According to IT security firm, NCC Group, UK intelligence agencies are concerned that Facebook and other social networking tools are "ruining" the spy industry, as finding new recruits without an online trail becomes nearly impossible.
But is that the case? The question was put to Crispin Black, a former intelligence officer for both the Ministry of Defence and the Cabinet Office and ex-intelligence analyst with the Joint Intelligence Committee.
"In the old days, you would take any incriminating photos or files and lock them in the attic," he said.
"These days it is more difficult; it's not unusual for people to do things at university, perhaps while drunk, and for someone to take a snap on a mobile phone and upload to the internet."
Mr Black says that old photos are not such a huge problem as a person's look and habits of dress change over time. Recent photos, especially if you're a field operative, would not be good but, says Mr Black, that rarely happens.
"Providing you front up during the vetting process, it usually doesn't matter. They will then know what sort of person you are.
"What they usually say is if any of these people [ex-girlfriends etc] ever get in touch with you or start to cause trouble, then just tell us," he said.

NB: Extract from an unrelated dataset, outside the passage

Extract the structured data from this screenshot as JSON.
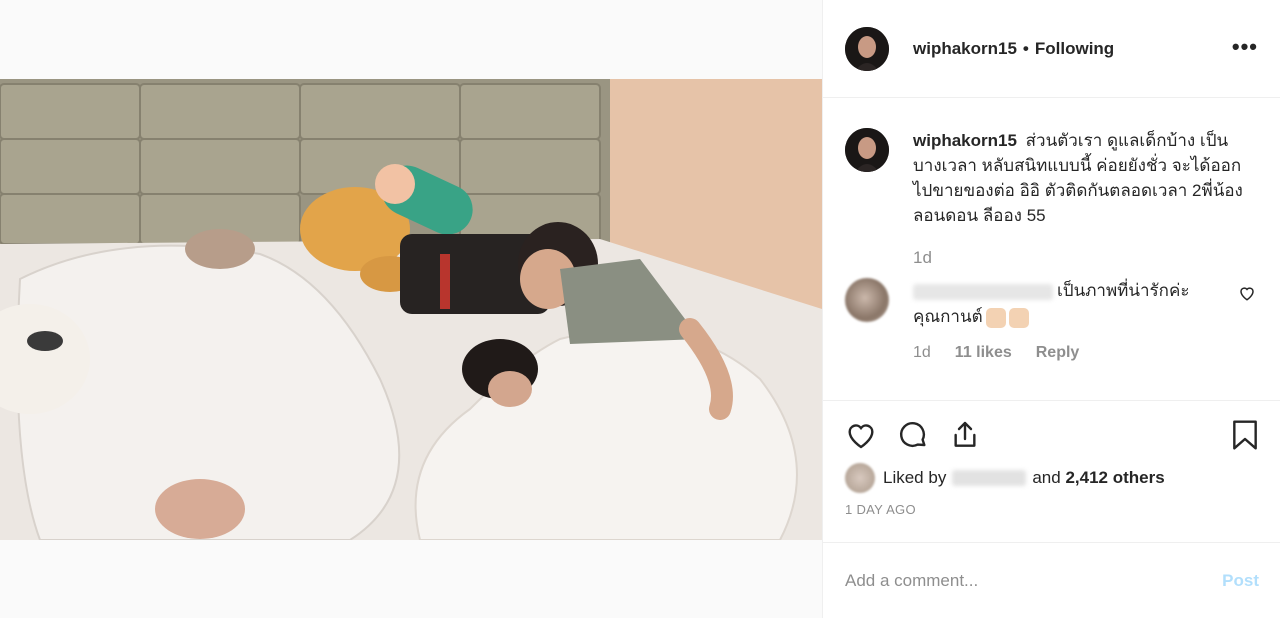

Once you are in the service, personnel have to be discreet about their work. No-one ever says they work for MI5 or MI6; agents instead say they work for the Ministry of Defence or Foreign Office respectively, although they are allowed to tell their close family the truth.
So if the rules on operatives - once they are in the service - keeping a low presence online are clear, why would the wife of a very senior spy put personal details on a social networking site without any privacy measures?
Mr Black says the problem for Mr Sawers' family was that they had been living in diplomatic circles for almost 20 years.
"Mr Sawers was an ambassador for Egypt, which makes him a very public figure.
There are worries that photographs taken by troops in Afghanistan could be used by the enemy to gain information
"But life in the intelligence services is a more secret world and once in they have to keep a low profile, although these days you don't need to live a double life.
"The stuff on the beach is harmless, but the Facebook entry also had address and personal information and that is a very different thing," said Mr Black.
Mr Black said there could well be people - from foreign agents to home-grown lunatics - who might "want a pop at C" the name the head of MI6 is given (the director general of MI5 has not been known by the soubriquet "K" since the 1940s.).
By giving away information, in this case the address of Mr Sawers parents and his children, that could enable someone to threaten Mr Sawers or his family.
"Stella Rimington did a similar thing once," said Mr Black. "She had to be relocated for her own protection.
"Cock-ups happen, but when it comes to security the bill comes to the taxpayer.
"Relocating someone from an address in Chelsea isn't cheap and the national mood at present is that we're under financial pressure, so things like this do not help."
A more serious problem, said Mr Black, was when soldiers serving in Afghanistan or Iraq posted photos or videos to social networking sites.
"Snaps or film taken by serving forces could reveal vulnerable locations in a base, while a Twitter line could provide information to the enemy.
"In the old days, this was the sort of stuff the IRA would kill for, today an enemy could scan some photos and gain an insight into a base," said Mr Black.
"And that poses a real security headache."